The observation that revolutions just as often lead to something worse as something better rings very true. Revolutions are just as likely to lead to Mao Zedong’s China or Pol Pot’s Cambodia as they are to give birth to an improved state like the birth of America. This is a “conservative” principle that I agree with.
Unfortunately, modern conservatism takes things in a much more negative direction. Instead of being about cautiously seeking improvement through intentional changes and watching for unintended consequences, modern American conservatism seem to prefer stopping social progress (as distinct from economic progress) altogether. Even worse, many conservatives want to reverse social progress, and are very often even against economic progress where they feel such progress will interfere with their socially regressive beliefs—immigration opposition is an example.
And when it comes to Trump style “conservatives,” they mythologize revolutions (usually involving paramilitary “patriot” groups) as much as the Left! They want to use revolution to return the US back to a more “traditional,” ethnically and religiously more homogeneous state of being. They often cite the American Revolution as their inspiration, but the traitorous and treasonous attempted revolution of the South is usually cited shortly thereafter. The irony of looking fondly at a revolution against the very state created after the first seems to be lost on them.
I recently learned of a concept called “Chesterton’s Fence” which is essentially the principle that, if you see a fence erected across the road, you shouldn’t take it upon yourself to tear it down until you know why the fence was there.
It basically means that reforming is good and reforming should be done, but reformers should investigate whether a fence is truly just an anachronistic vestige that serves only as an unnecessary barrier, or whether there was a very good reason it was put there.

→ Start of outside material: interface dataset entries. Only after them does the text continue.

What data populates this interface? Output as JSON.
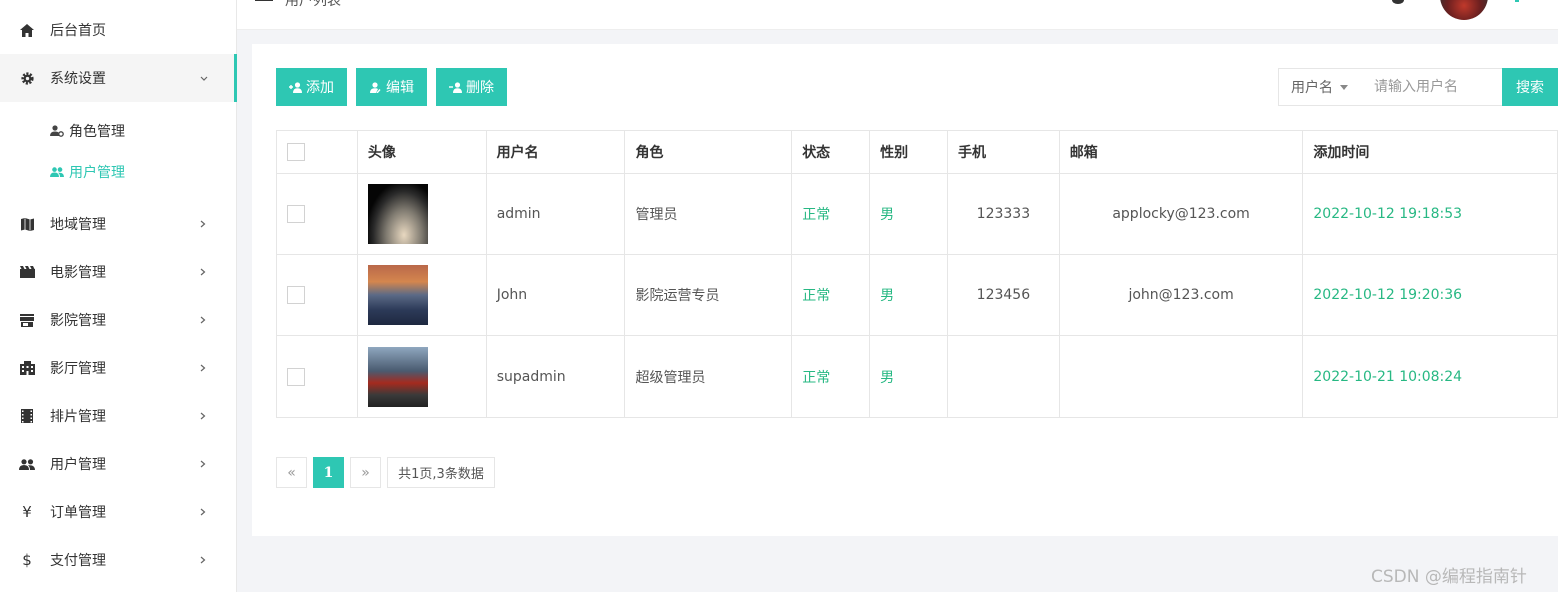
{
  "topbar": {
    "breadcrumb": "用户列表"
  },
  "sidebar": {
    "items": [
      {
        "label": "后台首页",
        "icon": "home-icon"
      },
      {
        "label": "系统设置",
        "icon": "gear-icon",
        "expanded": true,
        "children": [
          {
            "label": "角色管理",
            "icon": "user-role-icon"
          },
          {
            "label": "用户管理",
            "icon": "users-icon"
          }
        ]
      },
      {
        "label": "地域管理",
        "icon": "map-icon"
      },
      {
        "label": "电影管理",
        "icon": "film-icon"
      },
      {
        "label": "影院管理",
        "icon": "store-icon"
      },
      {
        "label": "影厅管理",
        "icon": "building-icon"
      },
      {
        "label": "排片管理",
        "icon": "schedule-icon"
      },
      {
        "label": "用户管理",
        "icon": "users-icon"
      },
      {
        "label": "订单管理",
        "icon": "yen-icon"
      },
      {
        "label": "支付管理",
        "icon": "dollar-icon"
      }
    ]
  },
  "toolbar": {
    "add_label": "添加",
    "edit_label": "编辑",
    "delete_label": "删除"
  },
  "search": {
    "field_label": "用户名",
    "placeholder": "请输入用户名",
    "button_label": "搜索"
  },
  "table": {
    "headers": [
      "头像",
      "用户名",
      "角色",
      "状态",
      "性别",
      "手机",
      "邮箱",
      "添加时间"
    ],
    "rows": [
      {
        "username": "admin",
        "role": "管理员",
        "status": "正常",
        "gender": "男",
        "phone": "123333",
        "email": "applocky@123.com",
        "created": "2022-10-12 19:18:53"
      },
      {
        "username": "John",
        "role": "影院运营专员",
        "status": "正常",
        "gender": "男",
        "phone": "123456",
        "email": "john@123.com",
        "created": "2022-10-12 19:20:36"
      },
      {
        "username": "supadmin",
        "role": "超级管理员",
        "status": "正常",
        "gender": "男",
        "phone": "",
        "email": "",
        "created": "2022-10-21 10:08:24"
      }
    ]
  },
  "pager": {
    "prev": "«",
    "current": "1",
    "next": "»",
    "info": "共1页,3条数据"
  },
  "watermark": "CSDN @编程指南针",
  "colors": {
    "accent": "#2ec7b3",
    "status_green": "#27b883"
  }
}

Consistent with the analogy of Chesterton’s Fence, I am a huge supporter of calculated and intentional improvement. Old fences (traditions, laws, etc.) should not be blindly assumed to serve an indispensable purpose like many modern conservatives seem to believe. There should be no cow so sacred as to be above analysis and criticism. However, it should also not be blindly assumed that all fences serve no purpose.
Such principles are things that conservatives often get right. Unfortunately, they are usually blind to the other side; just because there is not a fence somewhere doesn’t mean it shouldn’t be there. Many conservatives assume all new government regulations are useless and bad without ever researching into why the regulation was put there. If only people could think first instead of putting ideology first, we could get rid of much of the useless and overly cumbersome public policy that exists while creating new policy that is long overdue to be implemented.